“It was when I went into East Mains [training ground] for the first time that I made the decision. I knew it was a good facility but I was blown away when I saw how good it was. Alan Stubbs showed me about and introduced me to all the players and there was just a really good feeling about the place. I remember my mum and dad were sitting waiting for a cup of tea and my dad said ‘there’s something just right about this’. He’s really taken a shine to the club. My whole family have – they’ve been made to feel really welcome. Alan Stubbs said at the time he’d make me a better player and I feel he did that. I feel I’ve been improving again this season, so all in all, it’s been a really good decision. All the credit goes to my agent. I wasn’t sure at the time but I’m thankful that he made me make that decision.
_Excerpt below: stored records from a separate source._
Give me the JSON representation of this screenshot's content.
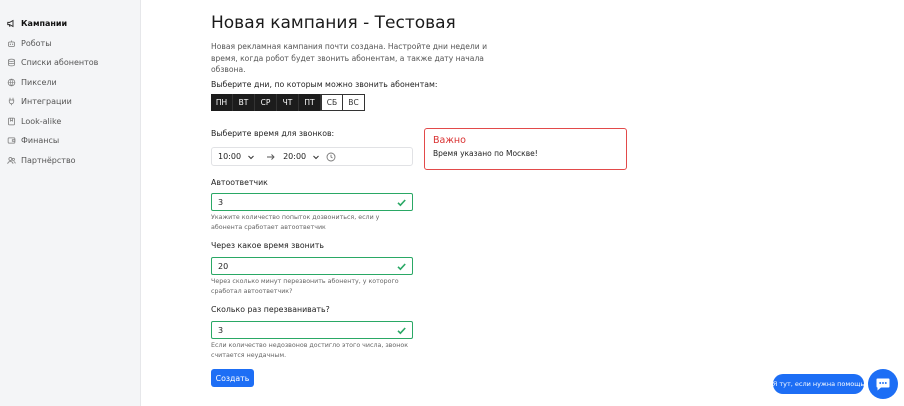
{
  "sidebar": {
    "items": [
      {
        "label": "Кампании",
        "icon": "megaphone-icon",
        "active": true
      },
      {
        "label": "Роботы",
        "icon": "robot-icon"
      },
      {
        "label": "Списки абонентов",
        "icon": "database-icon"
      },
      {
        "label": "Пиксели",
        "icon": "globe-icon"
      },
      {
        "label": "Интеграции",
        "icon": "plug-icon"
      },
      {
        "label": "Look-alike",
        "icon": "bookmark-icon"
      },
      {
        "label": "Финансы",
        "icon": "wallet-icon"
      },
      {
        "label": "Партнёрство",
        "icon": "users-icon"
      }
    ]
  },
  "main": {
    "title": "Новая кампания - Тестовая",
    "description": "Новая рекламная кампания почти создана. Настройте дни недели и время, когда робот будет звонить абонентам, а также дату начала обзвона.",
    "days_label": "Выберите дни, по которым можно звонить абонентам:",
    "days": [
      {
        "label": "ПН",
        "selected": true
      },
      {
        "label": "ВТ",
        "selected": true
      },
      {
        "label": "СР",
        "selected": true
      },
      {
        "label": "ЧТ",
        "selected": true
      },
      {
        "label": "ПТ",
        "selected": true
      },
      {
        "label": "СБ",
        "selected": false
      },
      {
        "label": "ВС",
        "selected": false
      }
    ],
    "time_label": "Выберите время для звонков:",
    "time_from": "10:00",
    "time_to": "20:00",
    "answering_machine": {
      "label": "Автоответчик",
      "value": "3",
      "hint": "Укажите количество попыток дозвониться, если у абонента сработает автоответчик"
    },
    "call_delay": {
      "label": "Через какое время звонить",
      "value": "20",
      "hint": "Через сколько минут перезвонить абоненту, у которого сработал автоответчик?"
    },
    "redial_count": {
      "label": "Сколько раз перезванивать?",
      "value": "3",
      "hint": "Если количество недозвонов достигло этого числа, звонок считается неудачным."
    },
    "create_button": "Создать"
  },
  "notice": {
    "title": "Важно",
    "text": "Время указано по Москве!"
  },
  "help": {
    "label": "Я тут, если нужна помощь"
  },
  "colors": {
    "accent": "#1d6ef5",
    "success": "#2aa865",
    "danger": "#e24a4a",
    "dark": "#1c1c1c"
  }
}
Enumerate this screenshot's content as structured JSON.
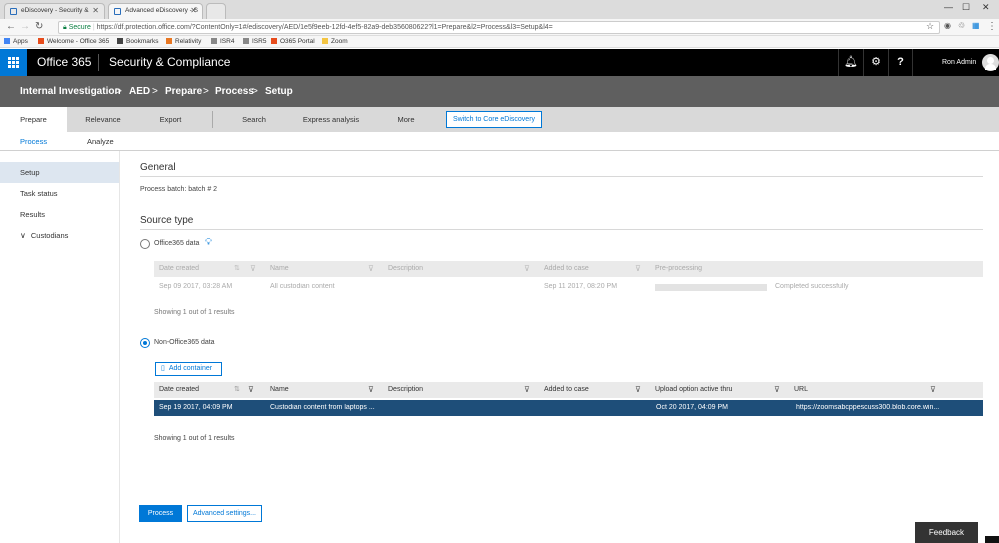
{
  "browser": {
    "tabs": [
      {
        "title": "eDiscovery - Security &",
        "active": false
      },
      {
        "title": "Advanced eDiscovery - S",
        "active": true
      }
    ],
    "secure_label": "Secure",
    "url": "https://df.protection.office.com/?ContentOnly=1#/ediscovery/AED/1e5f9eeb-12fd-4ef5-82a9-deb356080622?l1=Prepare&l2=Process&l3=Setup&l4=",
    "bookmarks": [
      "Apps",
      "Welcome - Office 365",
      "Bookmarks",
      "Relativity",
      "ISR4",
      "ISR5",
      "O365 Portal",
      "Zoom"
    ]
  },
  "header": {
    "app_name": "Office 365",
    "suite_name": "Security & Compliance",
    "user_name": "Ron Admin",
    "icons": [
      "bell-icon",
      "gear-icon",
      "help-icon",
      "avatar-icon"
    ]
  },
  "breadcrumb": {
    "items": [
      "Internal Investigation",
      "AED",
      "Prepare",
      "Process",
      "Setup"
    ],
    "separator": ">"
  },
  "top_tabs": {
    "items": [
      "Prepare",
      "Relevance",
      "Export",
      "Search",
      "Express analysis",
      "More"
    ],
    "active": "Prepare",
    "switch_button": "Switch to Core eDiscovery"
  },
  "sub_tabs": {
    "items": [
      "Process",
      "Analyze"
    ],
    "active": "Process"
  },
  "sidebar": {
    "items": [
      "Setup",
      "Task status",
      "Results",
      "Custodians"
    ],
    "active": "Setup"
  },
  "general": {
    "heading": "General",
    "batch_text": "Process batch: batch # 2"
  },
  "source_type": {
    "heading": "Source type",
    "office365": {
      "label": "Office365 data",
      "selected": false,
      "columns": [
        "Date created",
        "Name",
        "Description",
        "Added to case",
        "Pre-processing"
      ],
      "rows": [
        {
          "date_created": "Sep 09 2017, 03:28 AM",
          "name": "All custodian content",
          "description": "",
          "added_to_case": "Sep 11 2017, 08:20 PM",
          "preprocessing_status": "Completed successfully",
          "progress_fraction": 1.0
        }
      ],
      "count_text": "Showing 1 out of 1 results"
    },
    "non_office365": {
      "label": "Non-Office365 data",
      "selected": true,
      "add_button": "Add container",
      "columns": [
        "Date created",
        "Name",
        "Description",
        "Added to case",
        "Upload option active thru",
        "URL"
      ],
      "rows": [
        {
          "date_created": "Sep 19 2017, 04:09 PM",
          "name": "Custodian content from laptops ...",
          "description": "",
          "added_to_case": "",
          "upload_active_thru": "Oct 20 2017, 04:09 PM",
          "url": "https://zoomsabcppescuss300.blob.core.win...",
          "selected": true
        }
      ],
      "count_text": "Showing 1 out of 1 results"
    }
  },
  "actions": {
    "process_button": "Process",
    "advanced_button": "Advanced settings..."
  },
  "feedback_button": "Feedback",
  "colors": {
    "accent": "#0078d7",
    "header_bg": "#000000",
    "breadcrumb_bg": "#5f5f5f",
    "selected_row": "#1e4e79",
    "sidebar_active": "#dde6f0"
  }
}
I’ll be forever grateful for that.”
McGinn, one of four players shortlisted for the PFA Scotland Championship Player of the Year, is relishing his return to the top flight after a two-year absence. The 22-year-old spent the first three years of his senior career in the Premiership with St Mirren and is determined to show how much he has improved in the intervening period. “Over the time I was in the Premiership, I felt I performed well,” he said. “The last season was a car crash for a number of reasons so I feel there is unfinished business there.”
McGinn and his Hibs colleagues are relishing the chance to party on Saturday when they receive the Championship trophy after their home match against St Mirren. It will mark the end of a three-year period of top-flight exile for a club still in a buoyant state following last May’s historic Scottish Cup triumph. The only fly in the ointment for McGinn is that, in trying to ensure his team sign off from life in the second tier on a high note, he could effectively be bidding to plunge his brother, Stephen, towards relegation. “It crossed my mind the day Stephen signed for St Mirren, but you just need to try and focus on yourself,” he said. “It’s trophy day at Easter Road and it should be a brilliant occasion. It’s only fair from our point of view to be professional as everyone is fighting for their lives down there. We’ll be doing all we can to get the three points.”
McGinn’s future is sure to be the subject of speculation over the summer. As an established member of the Scotland squad still operating in his homeland and not playing for Celtic, the midfielder is a rarity. It seems inevitable that there will come a point when he naturally outgrows Hibs and heads for more illustrious pastures, although, with St Mirren due 33 per cent of any sell-on fee, it would clearly take a significant bid to tempt the Easter Road club into parting with their main man. “I’m still under contract for the next two seasons so unless someone tells me otherwise I’ll be a Hibs player,” said McGinn. “I do have ambitions at some point down the line to go and challenge myself at a higher level. I think that’s only natural. But, like the Hibs move, it would have to be the right one for me. I won’t jump two-footed into something without thinking about it. Hibs have been great for me and I realise how much I’m still developing as a player. If I did happen to go anywhere, either now or a few years down the line, it would have to be somewhere I could go and improve.”